Try it » Determine the number of lines below that contain the string "title", and state only that number.

──────── Task input ────────

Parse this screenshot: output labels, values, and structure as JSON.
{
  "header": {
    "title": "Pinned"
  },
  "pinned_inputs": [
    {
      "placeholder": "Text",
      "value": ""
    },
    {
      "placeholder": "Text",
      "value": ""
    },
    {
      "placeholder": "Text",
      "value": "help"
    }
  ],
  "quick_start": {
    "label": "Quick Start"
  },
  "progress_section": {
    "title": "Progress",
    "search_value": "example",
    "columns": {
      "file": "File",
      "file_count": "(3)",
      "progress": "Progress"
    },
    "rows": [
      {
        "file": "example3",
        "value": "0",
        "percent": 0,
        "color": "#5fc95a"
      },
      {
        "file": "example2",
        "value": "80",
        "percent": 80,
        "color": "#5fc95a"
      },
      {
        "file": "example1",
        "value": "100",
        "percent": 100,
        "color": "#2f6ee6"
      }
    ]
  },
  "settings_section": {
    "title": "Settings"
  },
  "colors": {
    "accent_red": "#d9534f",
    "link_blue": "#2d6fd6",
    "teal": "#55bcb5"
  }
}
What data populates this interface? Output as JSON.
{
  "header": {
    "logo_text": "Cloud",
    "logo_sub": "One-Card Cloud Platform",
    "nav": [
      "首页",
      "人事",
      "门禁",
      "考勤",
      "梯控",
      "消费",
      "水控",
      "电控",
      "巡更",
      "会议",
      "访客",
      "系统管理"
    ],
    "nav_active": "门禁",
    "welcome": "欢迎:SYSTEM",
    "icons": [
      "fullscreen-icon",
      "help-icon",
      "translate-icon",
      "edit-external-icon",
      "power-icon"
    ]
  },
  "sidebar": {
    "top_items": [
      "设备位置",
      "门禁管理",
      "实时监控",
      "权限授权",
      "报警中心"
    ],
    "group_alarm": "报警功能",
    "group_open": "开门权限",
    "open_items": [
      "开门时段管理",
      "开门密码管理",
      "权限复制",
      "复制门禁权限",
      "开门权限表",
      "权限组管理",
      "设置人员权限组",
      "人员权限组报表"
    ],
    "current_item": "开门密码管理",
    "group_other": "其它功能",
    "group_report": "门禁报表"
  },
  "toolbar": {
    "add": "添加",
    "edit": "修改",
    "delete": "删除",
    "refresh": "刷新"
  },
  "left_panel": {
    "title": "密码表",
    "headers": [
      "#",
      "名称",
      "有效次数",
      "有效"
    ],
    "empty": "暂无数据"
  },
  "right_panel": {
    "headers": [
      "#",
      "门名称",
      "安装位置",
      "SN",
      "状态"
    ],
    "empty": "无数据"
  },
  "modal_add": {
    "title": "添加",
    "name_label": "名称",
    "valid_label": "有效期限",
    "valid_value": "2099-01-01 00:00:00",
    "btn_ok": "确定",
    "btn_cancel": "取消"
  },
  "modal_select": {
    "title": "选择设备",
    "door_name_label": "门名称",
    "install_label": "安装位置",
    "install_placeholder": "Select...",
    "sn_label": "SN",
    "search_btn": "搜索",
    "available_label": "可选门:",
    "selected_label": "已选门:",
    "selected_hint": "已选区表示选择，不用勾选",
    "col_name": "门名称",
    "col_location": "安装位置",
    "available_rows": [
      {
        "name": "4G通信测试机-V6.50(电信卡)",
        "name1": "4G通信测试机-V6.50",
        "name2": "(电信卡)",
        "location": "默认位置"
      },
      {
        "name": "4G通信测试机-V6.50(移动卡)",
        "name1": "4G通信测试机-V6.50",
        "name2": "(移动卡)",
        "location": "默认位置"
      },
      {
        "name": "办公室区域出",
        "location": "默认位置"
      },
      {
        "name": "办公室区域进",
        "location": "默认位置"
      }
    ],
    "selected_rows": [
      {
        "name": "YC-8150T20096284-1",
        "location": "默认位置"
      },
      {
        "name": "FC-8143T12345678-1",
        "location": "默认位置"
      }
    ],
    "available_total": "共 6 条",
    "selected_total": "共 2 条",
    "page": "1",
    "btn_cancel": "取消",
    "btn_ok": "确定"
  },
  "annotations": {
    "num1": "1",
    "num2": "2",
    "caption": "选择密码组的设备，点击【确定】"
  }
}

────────

Answer space » 6